↓
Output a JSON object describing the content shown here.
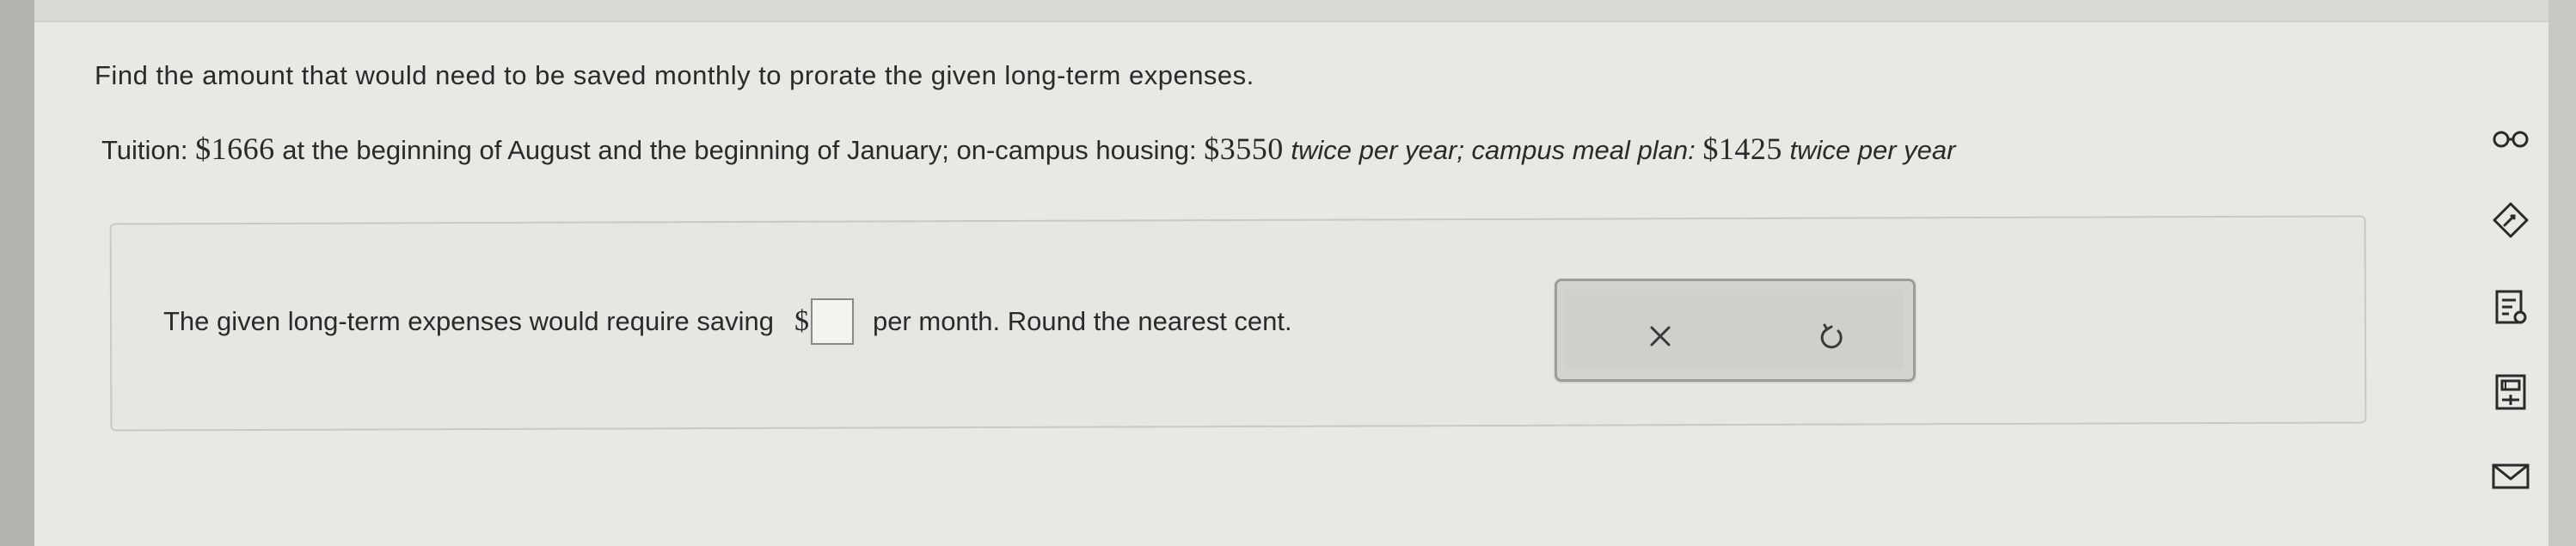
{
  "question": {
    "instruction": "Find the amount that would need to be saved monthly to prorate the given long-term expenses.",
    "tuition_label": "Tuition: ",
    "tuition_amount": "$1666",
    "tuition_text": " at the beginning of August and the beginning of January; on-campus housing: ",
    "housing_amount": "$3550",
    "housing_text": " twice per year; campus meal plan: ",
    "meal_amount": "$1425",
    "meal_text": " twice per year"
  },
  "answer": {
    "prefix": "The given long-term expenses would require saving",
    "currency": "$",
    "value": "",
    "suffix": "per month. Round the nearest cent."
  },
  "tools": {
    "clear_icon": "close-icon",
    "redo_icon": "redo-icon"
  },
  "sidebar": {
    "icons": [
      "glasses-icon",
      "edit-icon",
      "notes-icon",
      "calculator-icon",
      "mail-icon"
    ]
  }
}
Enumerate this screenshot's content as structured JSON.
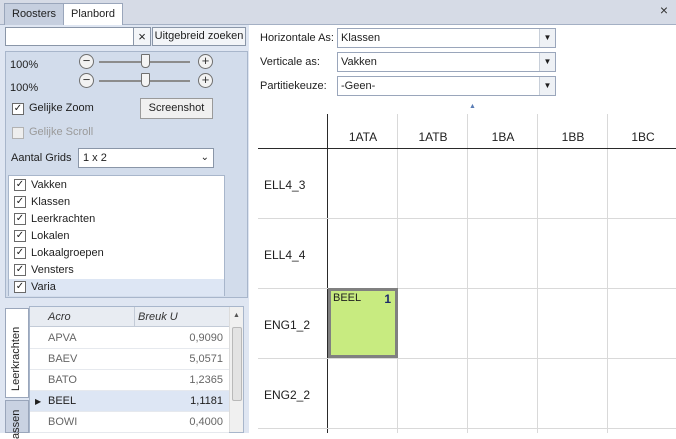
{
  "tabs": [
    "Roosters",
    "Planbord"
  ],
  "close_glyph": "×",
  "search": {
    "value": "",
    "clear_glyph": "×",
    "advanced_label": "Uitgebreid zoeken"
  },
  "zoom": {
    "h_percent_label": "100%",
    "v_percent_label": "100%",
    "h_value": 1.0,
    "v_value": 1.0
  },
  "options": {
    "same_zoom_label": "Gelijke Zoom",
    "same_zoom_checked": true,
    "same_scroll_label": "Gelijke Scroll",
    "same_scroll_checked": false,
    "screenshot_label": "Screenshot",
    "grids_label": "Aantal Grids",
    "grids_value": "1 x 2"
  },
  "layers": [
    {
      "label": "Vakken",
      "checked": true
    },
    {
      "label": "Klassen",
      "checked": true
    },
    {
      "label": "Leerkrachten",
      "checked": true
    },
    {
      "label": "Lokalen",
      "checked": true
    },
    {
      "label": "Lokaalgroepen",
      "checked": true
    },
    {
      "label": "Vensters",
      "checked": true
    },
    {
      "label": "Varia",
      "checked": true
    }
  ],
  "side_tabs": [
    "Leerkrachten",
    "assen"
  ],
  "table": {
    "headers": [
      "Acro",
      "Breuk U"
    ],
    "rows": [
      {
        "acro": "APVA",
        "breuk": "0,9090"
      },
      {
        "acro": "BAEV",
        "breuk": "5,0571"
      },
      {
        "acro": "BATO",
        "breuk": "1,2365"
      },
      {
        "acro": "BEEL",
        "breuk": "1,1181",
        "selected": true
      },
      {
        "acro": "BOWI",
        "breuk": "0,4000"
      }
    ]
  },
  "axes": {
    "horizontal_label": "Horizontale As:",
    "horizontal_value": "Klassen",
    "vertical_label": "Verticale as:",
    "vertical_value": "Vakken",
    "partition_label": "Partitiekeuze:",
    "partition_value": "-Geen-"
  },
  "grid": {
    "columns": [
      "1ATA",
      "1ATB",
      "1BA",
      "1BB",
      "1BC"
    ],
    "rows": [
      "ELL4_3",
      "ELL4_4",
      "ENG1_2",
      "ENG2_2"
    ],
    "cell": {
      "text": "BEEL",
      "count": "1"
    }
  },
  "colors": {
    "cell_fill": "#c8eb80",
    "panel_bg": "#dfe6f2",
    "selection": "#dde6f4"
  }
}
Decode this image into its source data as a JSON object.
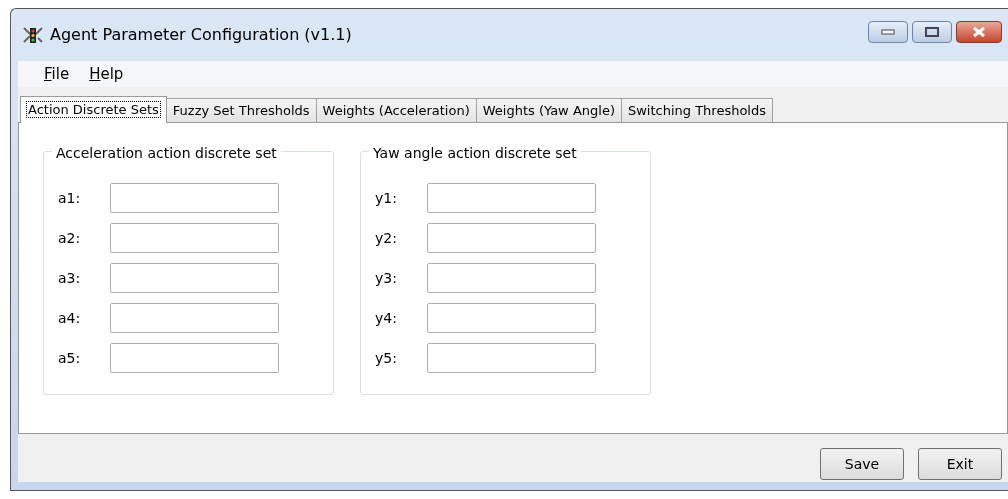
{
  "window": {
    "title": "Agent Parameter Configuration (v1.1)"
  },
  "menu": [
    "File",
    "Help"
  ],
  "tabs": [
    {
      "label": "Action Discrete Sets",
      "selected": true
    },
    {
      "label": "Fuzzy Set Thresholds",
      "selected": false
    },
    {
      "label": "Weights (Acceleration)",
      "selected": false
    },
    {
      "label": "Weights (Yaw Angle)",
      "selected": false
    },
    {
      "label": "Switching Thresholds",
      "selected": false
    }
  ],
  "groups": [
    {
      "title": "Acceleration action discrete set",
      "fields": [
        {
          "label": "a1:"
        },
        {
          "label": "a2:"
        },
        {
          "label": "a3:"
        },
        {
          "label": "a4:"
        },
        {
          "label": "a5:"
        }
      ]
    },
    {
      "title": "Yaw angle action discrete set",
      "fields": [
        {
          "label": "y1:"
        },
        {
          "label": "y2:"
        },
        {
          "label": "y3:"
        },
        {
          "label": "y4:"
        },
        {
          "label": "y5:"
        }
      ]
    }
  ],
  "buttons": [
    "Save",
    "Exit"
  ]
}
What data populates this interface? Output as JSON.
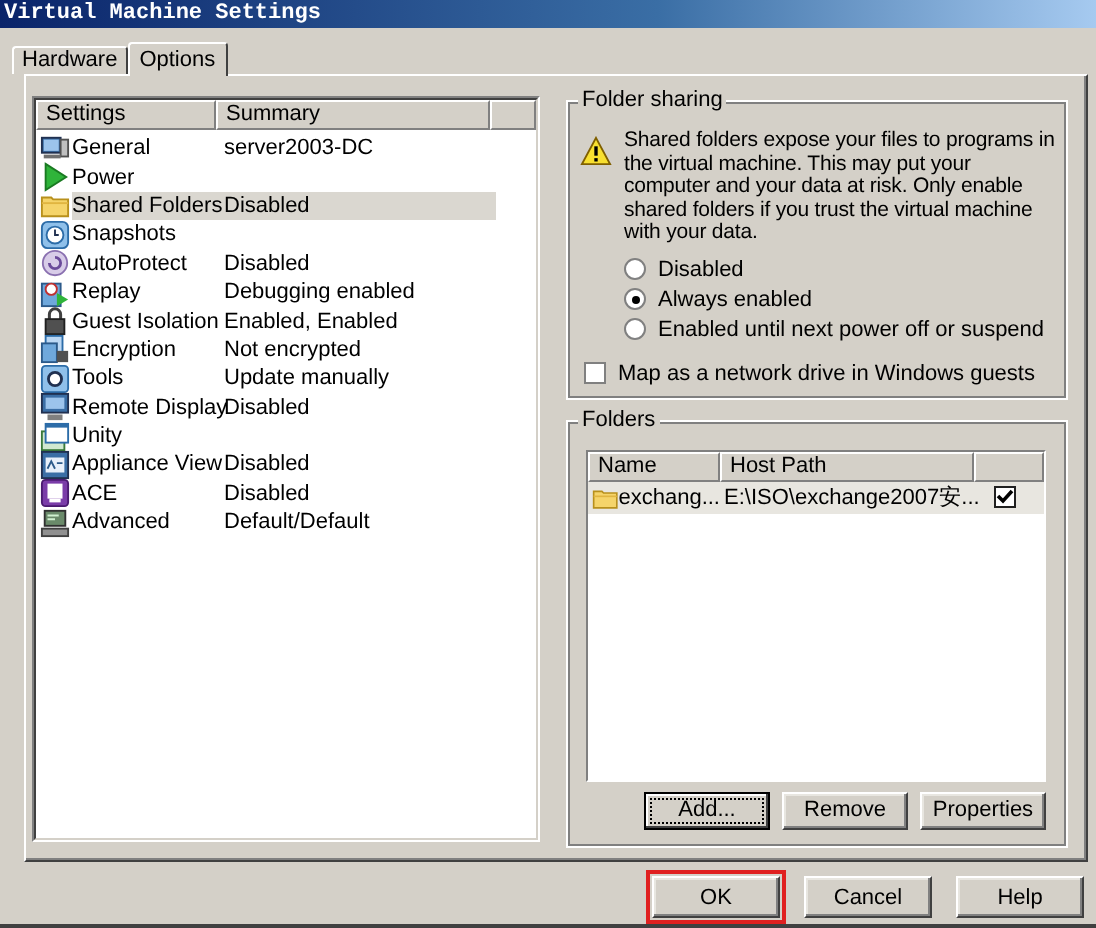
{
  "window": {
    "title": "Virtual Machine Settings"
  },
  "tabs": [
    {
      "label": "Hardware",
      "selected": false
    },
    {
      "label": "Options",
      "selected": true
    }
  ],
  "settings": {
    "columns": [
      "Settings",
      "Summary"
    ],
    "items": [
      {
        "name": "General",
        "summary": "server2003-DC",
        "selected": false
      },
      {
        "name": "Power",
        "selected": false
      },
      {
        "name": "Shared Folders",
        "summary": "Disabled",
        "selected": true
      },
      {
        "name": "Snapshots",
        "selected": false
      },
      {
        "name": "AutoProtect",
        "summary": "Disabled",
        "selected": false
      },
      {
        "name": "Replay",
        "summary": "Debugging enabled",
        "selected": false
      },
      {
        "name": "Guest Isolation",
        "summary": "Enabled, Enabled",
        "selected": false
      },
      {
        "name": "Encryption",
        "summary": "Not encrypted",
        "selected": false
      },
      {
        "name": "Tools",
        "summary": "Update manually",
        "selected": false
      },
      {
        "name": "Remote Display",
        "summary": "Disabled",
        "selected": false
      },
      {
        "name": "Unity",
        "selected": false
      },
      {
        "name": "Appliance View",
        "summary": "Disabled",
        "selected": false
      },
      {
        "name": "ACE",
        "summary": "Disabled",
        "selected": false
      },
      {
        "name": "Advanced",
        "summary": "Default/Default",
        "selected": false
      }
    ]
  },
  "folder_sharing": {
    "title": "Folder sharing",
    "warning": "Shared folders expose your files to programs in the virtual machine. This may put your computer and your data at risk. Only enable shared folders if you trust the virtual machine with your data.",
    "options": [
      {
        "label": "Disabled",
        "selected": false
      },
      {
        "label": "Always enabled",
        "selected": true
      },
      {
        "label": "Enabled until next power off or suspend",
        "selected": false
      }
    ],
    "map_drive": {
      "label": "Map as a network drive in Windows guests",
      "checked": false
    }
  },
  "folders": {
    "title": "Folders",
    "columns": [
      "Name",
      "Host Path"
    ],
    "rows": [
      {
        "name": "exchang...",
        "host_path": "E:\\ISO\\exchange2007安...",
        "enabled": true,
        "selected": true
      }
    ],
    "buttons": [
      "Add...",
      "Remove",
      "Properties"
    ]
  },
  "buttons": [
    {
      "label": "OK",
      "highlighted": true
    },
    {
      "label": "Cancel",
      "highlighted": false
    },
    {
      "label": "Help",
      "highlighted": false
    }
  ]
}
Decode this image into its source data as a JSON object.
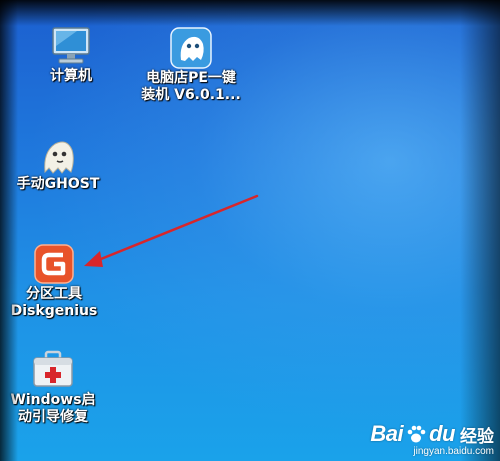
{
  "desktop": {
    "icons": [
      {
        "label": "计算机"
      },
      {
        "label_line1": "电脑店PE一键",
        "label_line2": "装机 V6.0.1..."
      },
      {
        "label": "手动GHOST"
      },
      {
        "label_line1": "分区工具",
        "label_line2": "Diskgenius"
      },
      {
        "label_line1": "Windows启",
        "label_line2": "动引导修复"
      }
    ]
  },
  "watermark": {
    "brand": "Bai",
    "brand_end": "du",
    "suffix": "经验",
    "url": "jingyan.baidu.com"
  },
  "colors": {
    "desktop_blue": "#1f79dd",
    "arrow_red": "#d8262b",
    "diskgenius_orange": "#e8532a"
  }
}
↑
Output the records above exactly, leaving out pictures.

§ **Expected answer**:
Output a JSON object describing the content shown here.
{
  "question": {
    "instruction": "Find the amount that would need to be saved monthly to prorate the given long-term expenses.",
    "tuition_label": "Tuition: ",
    "tuition_amount": "$1666",
    "tuition_text": " at the beginning of August and the beginning of January; on-campus housing: ",
    "housing_amount": "$3550",
    "housing_text": " twice per year; campus meal plan: ",
    "meal_amount": "$1425",
    "meal_text": " twice per year"
  },
  "answer": {
    "prefix": "The given long-term expenses would require saving",
    "currency": "$",
    "value": "",
    "suffix": "per month. Round the nearest cent."
  },
  "tools": {
    "clear_icon": "close-icon",
    "redo_icon": "redo-icon"
  },
  "sidebar": {
    "icons": [
      "glasses-icon",
      "edit-icon",
      "notes-icon",
      "calculator-icon",
      "mail-icon"
    ]
  }
}
Enumerate this screenshot's content as structured JSON.
{
  "tabs": [
    "Roosters",
    "Planbord"
  ],
  "close_glyph": "×",
  "search": {
    "value": "",
    "clear_glyph": "×",
    "advanced_label": "Uitgebreid zoeken"
  },
  "zoom": {
    "h_percent_label": "100%",
    "v_percent_label": "100%",
    "h_value": 1.0,
    "v_value": 1.0
  },
  "options": {
    "same_zoom_label": "Gelijke Zoom",
    "same_zoom_checked": true,
    "same_scroll_label": "Gelijke Scroll",
    "same_scroll_checked": false,
    "screenshot_label": "Screenshot",
    "grids_label": "Aantal Grids",
    "grids_value": "1 x 2"
  },
  "layers": [
    {
      "label": "Vakken",
      "checked": true
    },
    {
      "label": "Klassen",
      "checked": true
    },
    {
      "label": "Leerkrachten",
      "checked": true
    },
    {
      "label": "Lokalen",
      "checked": true
    },
    {
      "label": "Lokaalgroepen",
      "checked": true
    },
    {
      "label": "Vensters",
      "checked": true
    },
    {
      "label": "Varia",
      "checked": true
    }
  ],
  "side_tabs": [
    "Leerkrachten",
    "assen"
  ],
  "table": {
    "headers": [
      "Acro",
      "Breuk U"
    ],
    "rows": [
      {
        "acro": "APVA",
        "breuk": "0,9090"
      },
      {
        "acro": "BAEV",
        "breuk": "5,0571"
      },
      {
        "acro": "BATO",
        "breuk": "1,2365"
      },
      {
        "acro": "BEEL",
        "breuk": "1,1181",
        "selected": true
      },
      {
        "acro": "BOWI",
        "breuk": "0,4000"
      }
    ]
  },
  "axes": {
    "horizontal_label": "Horizontale As:",
    "horizontal_value": "Klassen",
    "vertical_label": "Verticale as:",
    "vertical_value": "Vakken",
    "partition_label": "Partitiekeuze:",
    "partition_value": "-Geen-"
  },
  "grid": {
    "columns": [
      "1ATA",
      "1ATB",
      "1BA",
      "1BB",
      "1BC"
    ],
    "rows": [
      "ELL4_3",
      "ELL4_4",
      "ENG1_2",
      "ENG2_2"
    ],
    "cell": {
      "text": "BEEL",
      "count": "1"
    }
  },
  "colors": {
    "cell_fill": "#c8eb80",
    "panel_bg": "#dfe6f2",
    "selection": "#dde6f4"
  }
}
Decode this image into its source data as a JSON object.
{
  "window": {
    "title": "Agent Parameter Configuration (v1.1)"
  },
  "menu": [
    "File",
    "Help"
  ],
  "tabs": [
    {
      "label": "Action Discrete Sets",
      "selected": true
    },
    {
      "label": "Fuzzy Set Thresholds",
      "selected": false
    },
    {
      "label": "Weights (Acceleration)",
      "selected": false
    },
    {
      "label": "Weights (Yaw Angle)",
      "selected": false
    },
    {
      "label": "Switching Thresholds",
      "selected": false
    }
  ],
  "groups": [
    {
      "title": "Acceleration action discrete set",
      "fields": [
        {
          "label": "a1:"
        },
        {
          "label": "a2:"
        },
        {
          "label": "a3:"
        },
        {
          "label": "a4:"
        },
        {
          "label": "a5:"
        }
      ]
    },
    {
      "title": "Yaw angle action discrete set",
      "fields": [
        {
          "label": "y1:"
        },
        {
          "label": "y2:"
        },
        {
          "label": "y3:"
        },
        {
          "label": "y4:"
        },
        {
          "label": "y5:"
        }
      ]
    }
  ],
  "buttons": [
    "Save",
    "Exit"
  ]
}
What data populates this interface? Output as JSON.
{
  "window": {
    "title": "Virtual Machine Settings"
  },
  "tabs": [
    {
      "label": "Hardware",
      "selected": false
    },
    {
      "label": "Options",
      "selected": true
    }
  ],
  "settings": {
    "columns": [
      "Settings",
      "Summary"
    ],
    "items": [
      {
        "name": "General",
        "summary": "server2003-DC",
        "selected": false
      },
      {
        "name": "Power",
        "selected": false
      },
      {
        "name": "Shared Folders",
        "summary": "Disabled",
        "selected": true
      },
      {
        "name": "Snapshots",
        "selected": false
      },
      {
        "name": "AutoProtect",
        "summary": "Disabled",
        "selected": false
      },
      {
        "name": "Replay",
        "summary": "Debugging enabled",
        "selected": false
      },
      {
        "name": "Guest Isolation",
        "summary": "Enabled, Enabled",
        "selected": false
      },
      {
        "name": "Encryption",
        "summary": "Not encrypted",
        "selected": false
      },
      {
        "name": "Tools",
        "summary": "Update manually",
        "selected": false
      },
      {
        "name": "Remote Display",
        "summary": "Disabled",
        "selected": false
      },
      {
        "name": "Unity",
        "selected": false
      },
      {
        "name": "Appliance View",
        "summary": "Disabled",
        "selected": false
      },
      {
        "name": "ACE",
        "summary": "Disabled",
        "selected": false
      },
      {
        "name": "Advanced",
        "summary": "Default/Default",
        "selected": false
      }
    ]
  },
  "folder_sharing": {
    "title": "Folder sharing",
    "warning": "Shared folders expose your files to programs in the virtual machine. This may put your computer and your data at risk. Only enable shared folders if you trust the virtual machine with your data.",
    "options": [
      {
        "label": "Disabled",
        "selected": false
      },
      {
        "label": "Always enabled",
        "selected": true
      },
      {
        "label": "Enabled until next power off or suspend",
        "selected": false
      }
    ],
    "map_drive": {
      "label": "Map as a network drive in Windows guests",
      "checked": false
    }
  },
  "folders": {
    "title": "Folders",
    "columns": [
      "Name",
      "Host Path"
    ],
    "rows": [
      {
        "name": "exchang...",
        "host_path": "E:\\ISO\\exchange2007安...",
        "enabled": true,
        "selected": true
      }
    ],
    "buttons": [
      "Add...",
      "Remove",
      "Properties"
    ]
  },
  "buttons": [
    {
      "label": "OK",
      "highlighted": true
    },
    {
      "label": "Cancel",
      "highlighted": false
    },
    {
      "label": "Help",
      "highlighted": false
    }
  ]
}
Decode this image into its source data as a JSON object.
{
  "desktop": {
    "icons": [
      {
        "label": "计算机"
      },
      {
        "label_line1": "电脑店PE一键",
        "label_line2": "装机 V6.0.1..."
      },
      {
        "label": "手动GHOST"
      },
      {
        "label_line1": "分区工具",
        "label_line2": "Diskgenius"
      },
      {
        "label_line1": "Windows启",
        "label_line2": "动引导修复"
      }
    ]
  },
  "watermark": {
    "brand": "Bai",
    "brand_end": "du",
    "suffix": "经验",
    "url": "jingyan.baidu.com"
  },
  "colors": {
    "desktop_blue": "#1f79dd",
    "arrow_red": "#d8262b",
    "diskgenius_orange": "#e8532a"
  }
}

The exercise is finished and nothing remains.